The Drive to the Panama Border: Do you have a special kind of visa?

Special Kinds of Visas.

The shuttle picked up my wife, Erika, and I in Puerta Viejo, a small coastal town with a laid back vibe. We were setting off to the Bocas Del Toro island in Panama. Our guides across the border were an unnamed driver in a thin Nike rain coat and a Californian named John. John said he came to Costa Rica to raft the Río Pacuare and stayed for nine years.

“How do you stay that long, do you have a special kind of visa?” He didn’t answer. He was trying to sell his travel business. He sipped coffee from a thin jar.

A couple from Chicago joined us and a girl from Mexico who knew John and who sold her handmade jewelry in the tourist spots across Central America. She pulled out her board hung with earrings and necklaces to show the Chicago couple and they said they already bought all the jewelry they needed but it was all so beautiful. The girl said everything was ten dollars each. It was a good deal. Then she put away her jewelry and John walked us through the procedure once we got to the border.

We first check in at the Costa Rican immigration booth. They give us a stamp. Then we go across the river to the Panama booth and they give us a stamp. Then we get into a different shuttle van and drive to Chiriqui Grande, where we board a water taxi that takes us to the island. The same will happen on our return trip.


The Drive to the Panama Border.

When the Sixaola River flooded in November 2008, it wiped out much of the roads the government had paved. Afterwards, the people built their houses and grocery stores and bars on stilts with ramps and terraces.

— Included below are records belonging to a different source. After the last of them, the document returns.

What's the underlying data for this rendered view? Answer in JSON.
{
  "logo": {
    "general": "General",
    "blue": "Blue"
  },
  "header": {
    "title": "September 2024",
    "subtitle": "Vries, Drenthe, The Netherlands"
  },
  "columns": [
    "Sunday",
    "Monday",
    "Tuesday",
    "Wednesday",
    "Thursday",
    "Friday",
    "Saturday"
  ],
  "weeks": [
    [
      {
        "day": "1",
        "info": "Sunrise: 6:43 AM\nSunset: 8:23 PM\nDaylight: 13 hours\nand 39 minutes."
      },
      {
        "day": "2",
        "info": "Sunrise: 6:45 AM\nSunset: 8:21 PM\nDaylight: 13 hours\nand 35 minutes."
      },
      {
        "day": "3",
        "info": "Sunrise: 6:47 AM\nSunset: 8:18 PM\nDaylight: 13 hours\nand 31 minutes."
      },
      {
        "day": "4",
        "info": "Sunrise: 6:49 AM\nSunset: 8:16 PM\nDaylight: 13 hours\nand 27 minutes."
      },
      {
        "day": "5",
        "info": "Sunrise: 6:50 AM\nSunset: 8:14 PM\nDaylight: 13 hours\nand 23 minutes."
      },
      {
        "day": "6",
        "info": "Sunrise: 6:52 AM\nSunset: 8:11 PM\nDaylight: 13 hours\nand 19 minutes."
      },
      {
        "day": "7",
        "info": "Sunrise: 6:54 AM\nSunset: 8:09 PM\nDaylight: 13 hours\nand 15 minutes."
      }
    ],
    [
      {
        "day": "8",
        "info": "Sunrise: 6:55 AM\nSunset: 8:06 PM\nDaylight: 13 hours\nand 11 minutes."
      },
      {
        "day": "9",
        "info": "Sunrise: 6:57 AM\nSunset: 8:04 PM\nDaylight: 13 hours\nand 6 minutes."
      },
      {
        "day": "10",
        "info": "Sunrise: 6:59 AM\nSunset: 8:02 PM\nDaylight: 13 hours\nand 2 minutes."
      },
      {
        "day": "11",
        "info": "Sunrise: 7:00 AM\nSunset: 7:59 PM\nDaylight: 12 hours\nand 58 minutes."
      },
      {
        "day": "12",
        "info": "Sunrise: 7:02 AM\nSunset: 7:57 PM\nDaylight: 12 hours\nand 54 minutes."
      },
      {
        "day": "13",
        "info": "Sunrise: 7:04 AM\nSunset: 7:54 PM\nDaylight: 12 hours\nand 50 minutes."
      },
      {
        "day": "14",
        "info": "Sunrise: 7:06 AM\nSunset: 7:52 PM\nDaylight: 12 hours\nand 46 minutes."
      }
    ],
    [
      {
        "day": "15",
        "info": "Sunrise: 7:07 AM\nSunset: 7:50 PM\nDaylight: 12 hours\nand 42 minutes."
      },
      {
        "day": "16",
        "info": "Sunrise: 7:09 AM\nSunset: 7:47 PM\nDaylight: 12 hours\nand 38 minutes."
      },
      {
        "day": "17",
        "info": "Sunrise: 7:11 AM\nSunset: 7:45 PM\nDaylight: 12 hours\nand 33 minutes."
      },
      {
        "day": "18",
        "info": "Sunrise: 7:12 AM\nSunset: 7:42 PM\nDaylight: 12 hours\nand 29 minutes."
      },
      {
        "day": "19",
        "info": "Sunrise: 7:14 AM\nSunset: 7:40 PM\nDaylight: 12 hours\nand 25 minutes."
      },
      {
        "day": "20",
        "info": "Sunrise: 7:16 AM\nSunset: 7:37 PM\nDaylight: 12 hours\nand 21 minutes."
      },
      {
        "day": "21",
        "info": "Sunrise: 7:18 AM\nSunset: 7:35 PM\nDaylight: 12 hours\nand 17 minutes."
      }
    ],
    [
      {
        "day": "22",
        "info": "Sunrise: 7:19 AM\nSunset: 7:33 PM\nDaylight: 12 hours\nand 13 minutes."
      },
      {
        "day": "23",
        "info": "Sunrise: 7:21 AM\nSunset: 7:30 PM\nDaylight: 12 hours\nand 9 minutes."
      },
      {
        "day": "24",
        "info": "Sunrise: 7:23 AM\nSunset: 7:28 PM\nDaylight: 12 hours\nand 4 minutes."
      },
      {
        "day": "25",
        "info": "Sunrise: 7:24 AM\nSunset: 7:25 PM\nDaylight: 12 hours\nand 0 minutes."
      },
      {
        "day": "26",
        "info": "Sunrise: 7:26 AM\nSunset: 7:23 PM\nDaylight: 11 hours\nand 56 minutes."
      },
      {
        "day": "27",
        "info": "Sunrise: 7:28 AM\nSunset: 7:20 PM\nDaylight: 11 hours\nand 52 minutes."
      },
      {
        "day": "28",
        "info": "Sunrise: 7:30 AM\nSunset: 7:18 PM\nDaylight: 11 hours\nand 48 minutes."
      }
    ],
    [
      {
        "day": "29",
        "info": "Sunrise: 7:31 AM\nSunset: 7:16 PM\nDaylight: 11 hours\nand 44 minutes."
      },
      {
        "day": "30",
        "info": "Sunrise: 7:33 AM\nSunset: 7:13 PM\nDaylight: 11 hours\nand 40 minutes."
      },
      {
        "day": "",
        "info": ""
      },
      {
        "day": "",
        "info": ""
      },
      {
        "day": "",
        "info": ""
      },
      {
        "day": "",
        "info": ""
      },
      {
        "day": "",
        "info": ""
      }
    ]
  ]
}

(It’s quite possible they’ve always built their houses on stilts)

Deep trenches stretched in straight lines between the miles upon miles of banana trees. The banana stalks hung wrapped in blue Chiquita bags. The van slowed to a crawl every few hundred yards to avoid the deep pot holes in the nonexistent road. Erika fell asleep on my shoulder.

We passed empty soccer fields and schools and signs stating oil for sale. I was hyper vigilant for instances of poverty. Sometimes children were shirtless and shoeless and the houses a ramshackle of nailed boards and tin roofs.

But the houses and the people coalesced with the banana trees and the pot holes and the mountains deep green with swathes of gray fog.

Here, poor didn’t necessarily mean synonymous with need or any sort of deficiency. I didn’t know how to recognize need even if I did see it.

I saw beauty. I saw empty soccer fields I wanted to run. And I saw dark skinned people who didn’t look like the ones I saw on television infomercials. They seemed happy or occupied. So human. They looked like people I walked by everyday in Oregon. But I cannot speak to them.

And I felt so inhuman because I didn’t know how to place what I witnessed into my hierarchal system of class and category. I was a tourist. A dumb American. Just an invisible passerby.